SAN FRANCISCO, March 2 (Reuters) - A thin but energetic Steve Jobs made a surprise return to the spotlight on Wednesday, taking the stage to unveil Apple Inc's new iPad and drawing a standing ovation.
The Silicon Valley legend has been out on medical leave since late January and his reappearance, in trademark turtleneck and jeans, bolstered Apple shares and reassured investors and fans worried about his health.
Defying speculation in some tabloid reports that he was seriously ailing, Jobs took swipes at rivals and mocked competing tablet computers. Striding back and forth across the stage at the Yerba Buena Center, Jobs spoke passionately about the iPad 2's features as No. 2 and heir apparent Tim Cook looked on.

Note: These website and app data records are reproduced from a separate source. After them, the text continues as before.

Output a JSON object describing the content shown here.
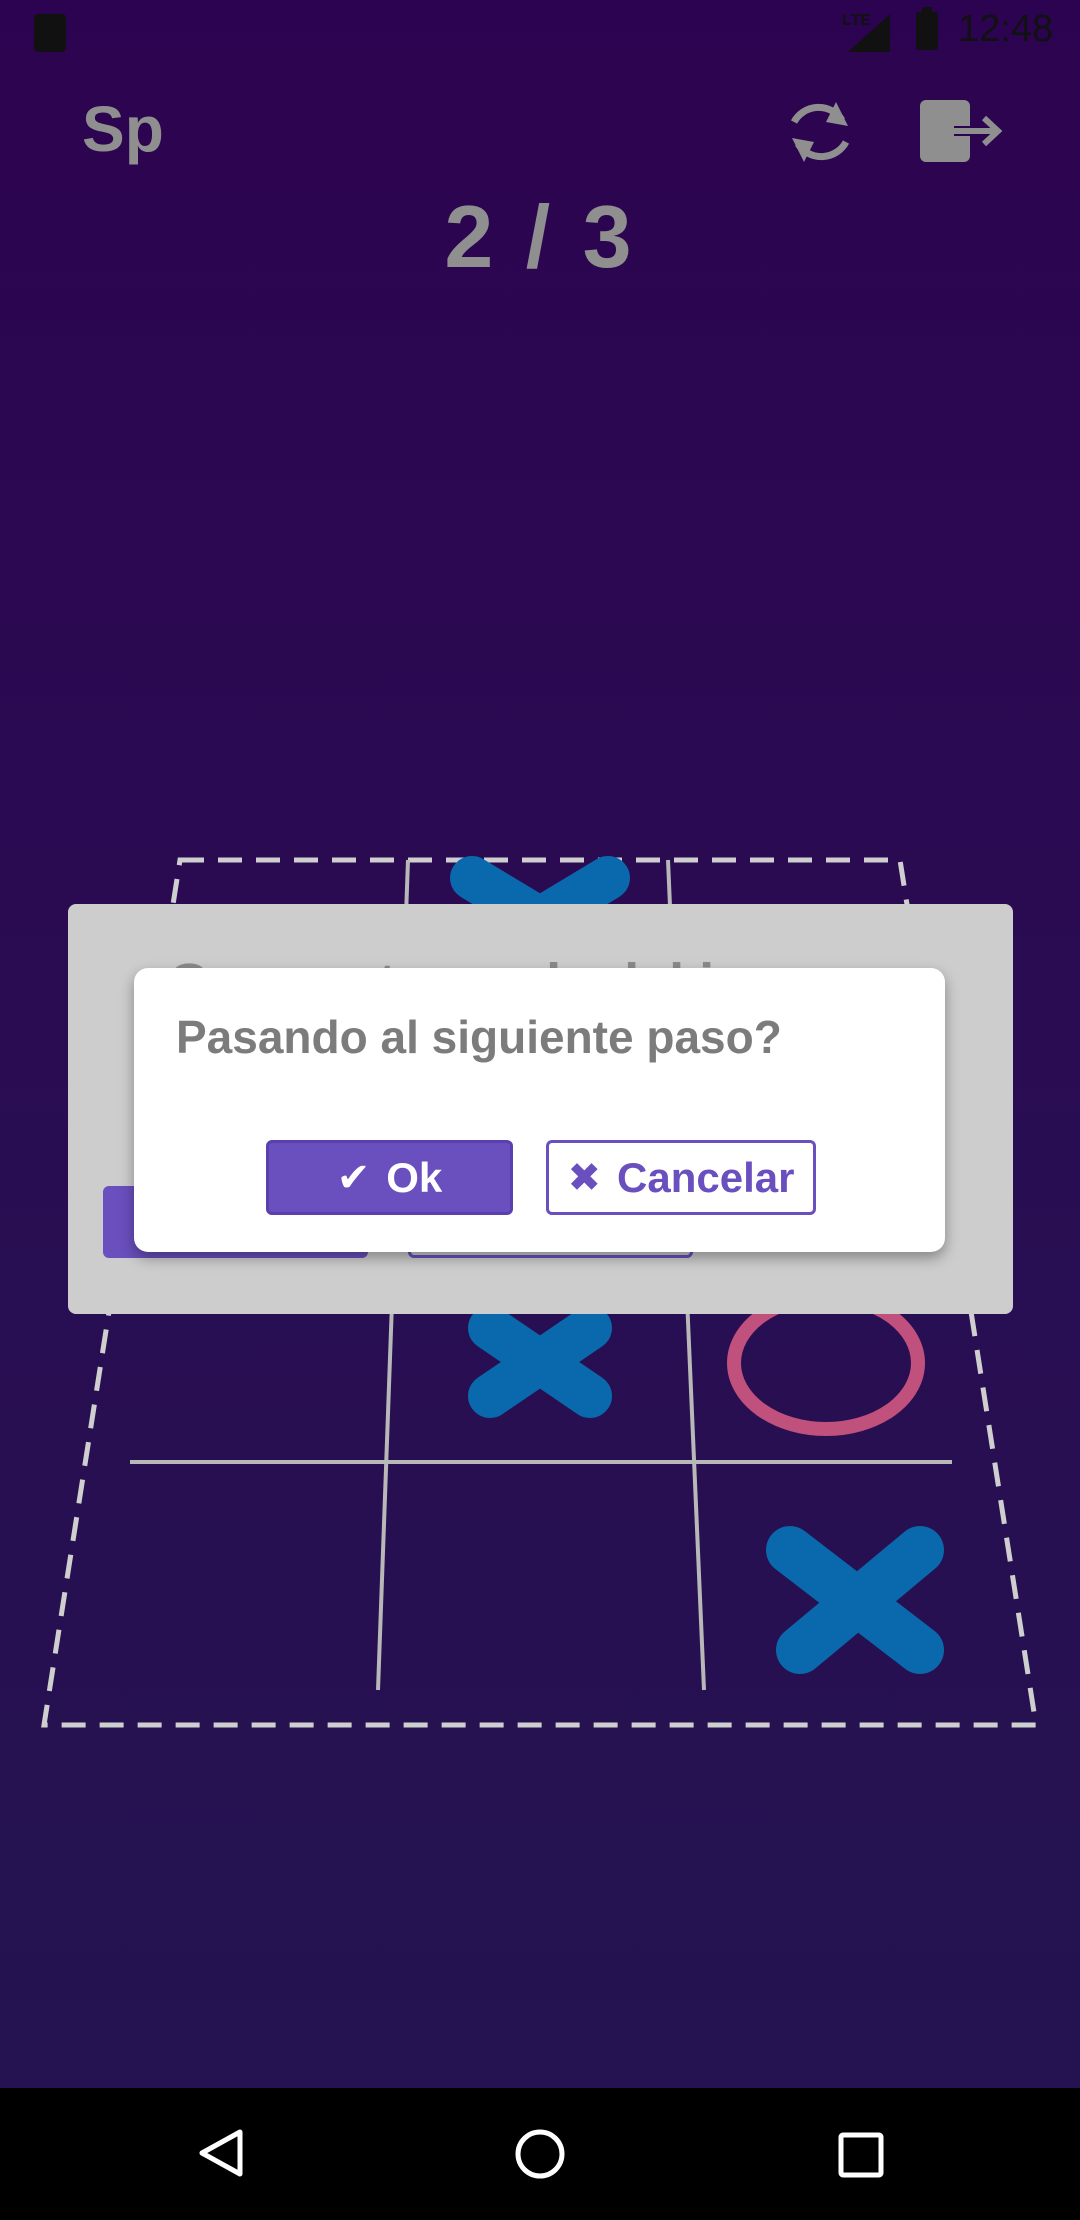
{
  "status_bar": {
    "network": "LTE",
    "time": "12:48",
    "icons": [
      "sd-card-icon",
      "signal-icon",
      "battery-charging-icon"
    ]
  },
  "header": {
    "title": "Sp",
    "refresh_icon": "refresh-icon",
    "exit_icon": "exit-icon"
  },
  "score": "2 / 3",
  "board": {
    "cells": [
      "X",
      "X",
      "O",
      "",
      "",
      "X"
    ],
    "colors": {
      "x": "#0a68ad",
      "o": "#c0507c",
      "grid": "#b8b8b8",
      "border": "#cfcfcf"
    }
  },
  "background_dialog": {
    "title": "Gana esta ronda del juego"
  },
  "confirm_dialog": {
    "message": "Pasando al siguiente paso?",
    "ok_label": "Ok",
    "ok_icon": "check-icon",
    "cancel_label": "Cancelar",
    "cancel_icon": "close-icon"
  },
  "colors": {
    "accent": "#6a4fbe",
    "background_top": "#2c0350",
    "background_bottom": "#231450"
  },
  "nav_bar": {
    "buttons": [
      "back-icon",
      "home-icon",
      "recents-icon"
    ]
  }
}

The $499 device is thinner than the iPhone 4, twice as fast as the last tablet, camera-equipped, and ships March 11 in the United States and March 25 in 26 more countries. The surprisingly fast roll-out highlights the fierce competition in the tablet market.
"We've been working on this product for a while and I just didn't want to miss today," Jobs told a packed auditorium in San Francisco with his characteristic flair and energy.
A relaxed-looking Jobs lingered near the theater stage for more than 20 minutes after the show wrapped up, chatting amiably with acquaintances and Apple employees.
In the run-up to the event, there had been almost as much speculation about whether Jobs would appear as there was about the device itself.
Jobs, who has been treated for a rare form of pancreatic cancer, remains on medical leave for an undisclosed condition. An Apple spokesman referred questions about his medical leave back to Jobs' statement in January that he planned to remain involved in major strategic decisions for the company.
His appearance on Wednesday comes at a critical moment. Apple is launching the next generation of its ground-breaking tablet computer just as its main adversaries are releasing their first such devices.
"Steve Jobs is the most important asset for Apple without a doubt and that's why investors are so curious about whether he will remain and continue to have an impact," said Robert Lutts, chief investment officer at Cabot Money Management.
"The stock went up after his appearance but not as much as
it normally would if Apple had a fully healthy CEO."